If you are going to be staring at something all day, you might as well make it nice to look at. To me, this means a dark theme for less eye strain, and a pleasing color set.

Similar to musical notes, colors look best in context. Auto Color ensures the application's theme always harmonizes with the user's desktop. Additionally, Auto Color guarantees a set text to background contrast ratio so that any theme is still readable.


When included in a C/C++ project, the color values can be used to theme the application to match the user's background automatically.

In this example, an application I wrote using ImGui uses Auto Color to theme to the user's wallpaper:




In edge cases where there are very few colors to select from, Auto Color will still guarantee appropriate text contrast ratios:



By using base16, a guideline for color theme formats, any editor which supports Base16 color sets will work with Auto Color.

Here is a screenshot of Emacs after being themed with Auto Color:


You can see with some added transparency, the editor looks really nice.

Using it

Auto Color is a single header file.

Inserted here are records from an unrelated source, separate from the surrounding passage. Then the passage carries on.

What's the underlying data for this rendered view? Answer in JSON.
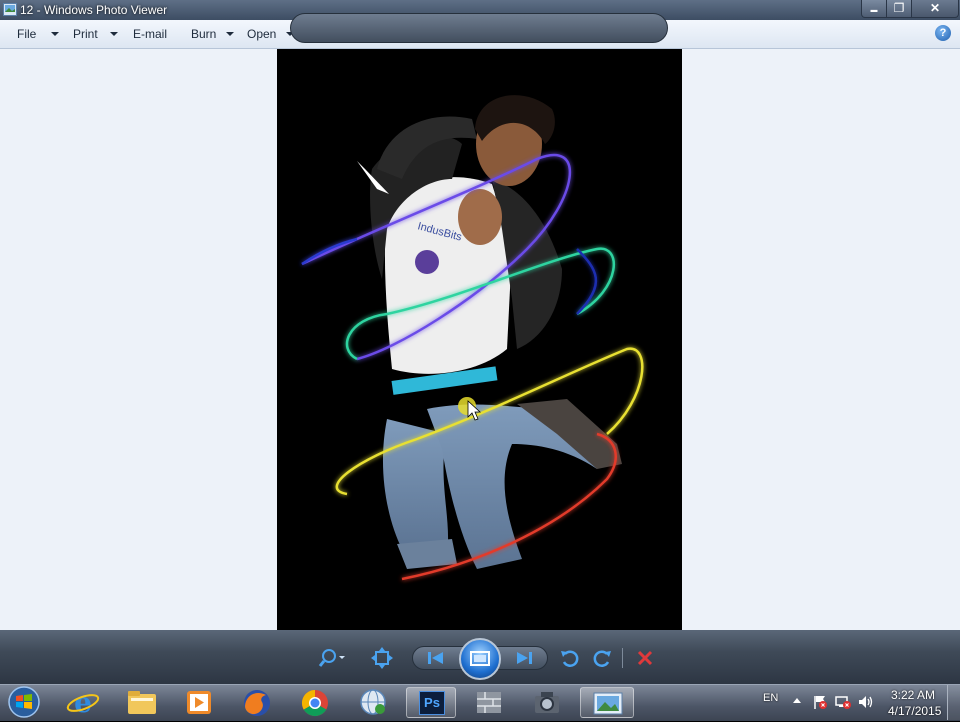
{
  "window": {
    "title": "12 - Windows Photo Viewer",
    "controls": {
      "minimize": "▬",
      "maximize": "❐",
      "close": "✕"
    }
  },
  "menubar": {
    "items": [
      {
        "label": "File",
        "dropdown": true
      },
      {
        "label": "Print",
        "dropdown": true
      },
      {
        "label": "E-mail",
        "dropdown": false
      },
      {
        "label": "Burn",
        "dropdown": true
      },
      {
        "label": "Open",
        "dropdown": true
      }
    ],
    "help_label": "?"
  },
  "viewer": {
    "background": "#edf2f9",
    "photo_background": "#000000"
  },
  "controlbar": {
    "buttons": [
      "zoom-icon",
      "actual-size-icon",
      "previous-icon",
      "slideshow-icon",
      "next-icon",
      "rotate-counterclockwise-icon",
      "rotate-clockwise-icon",
      "delete-icon"
    ],
    "accent": "#3a8fe0",
    "delete_color": "#e0393b"
  },
  "taskbar": {
    "start_icon": "windows-start-icon",
    "pinned": [
      "internet-explorer-icon",
      "file-explorer-icon",
      "media-player-icon",
      "firefox-icon",
      "chrome-icon",
      "network-icon",
      "photoshop-icon",
      "stack-icon",
      "camera-icon",
      "photo-viewer-icon"
    ],
    "photoshop_label": "Ps",
    "tray": {
      "language": "EN",
      "time": "3:22 AM",
      "date": "4/17/2015"
    }
  }
}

It also comes with a command-line interface.

Here's a simple usage example:

  #include <stdio.h>

  #include "AutoColor.h"

  int main()
      AutoColor base16Colors[16] = {0};
      if (!autoColorPickFromCurrentBackground(base16Colors))
          return 1;
      fprintf(stderr, "The first color is RGB %d, %d, %d\n",
              base16Colors[0][0], base16Colors[0][1], base16Colors[0][2]);
      return 0;

See the test/ directory for a buildable example.

Note that loading the wallpaper can take a relatively long time, depending on its resolution (long being around 200ms). If you are writing a real-time application, you should run autoColorPickFromCurrentBackground() on a separate thread than the render thread.


The desktop background is retrieved by checking the registry.

Include advapi32.lib in your linker command in order for this to work.


There are many different desktop window managers on Linux. Each manager does different things for desktop backgrounds, so they must have custom support. Luckily, only one function needs to be implemented in order to support a new desktop window manager. (So, please contribute if you want yours supported).

Auto Color currently supports the following managers:


This should work on any newer Ubuntu distribution.

Before compilation:

sudo apt install libglib2.0-dev

On compilation:

  -I/usr/include/glib-2.0 -I/usr/lib/x86_64-linux-gnu/glib-2.0/include

On linking:

  -lglib-2.0 -lgio-2.0 -lgobject-2.0

Comparison with past work

My inspiration for this project was from one of my previous projects, which creates color schemes for Emacs:


This project is a reinvention of that past project. This new version solves several problems:

  • Low dependencies. My previous implementation relied on schemer2, which is written in Go, and my color processor was written in Python. These two languages require pulling in a lot more dependencies than a tiny C library, and cannot be embedded in C/C++ applications

  • Automatic. I've found I enjoy themes which match my desktop most, but previous tools require manual steps to make this happen. This project will be easily embeddable and automatically scrape colors off the user's background

  • First-class Windows support. I'm committed to making this tool work on Windows, which tends to get less love from the FOSS community (in part because it's objectively less theme-able)

It has more robust color selection code and generally picks more colors. It also does not allocate memory.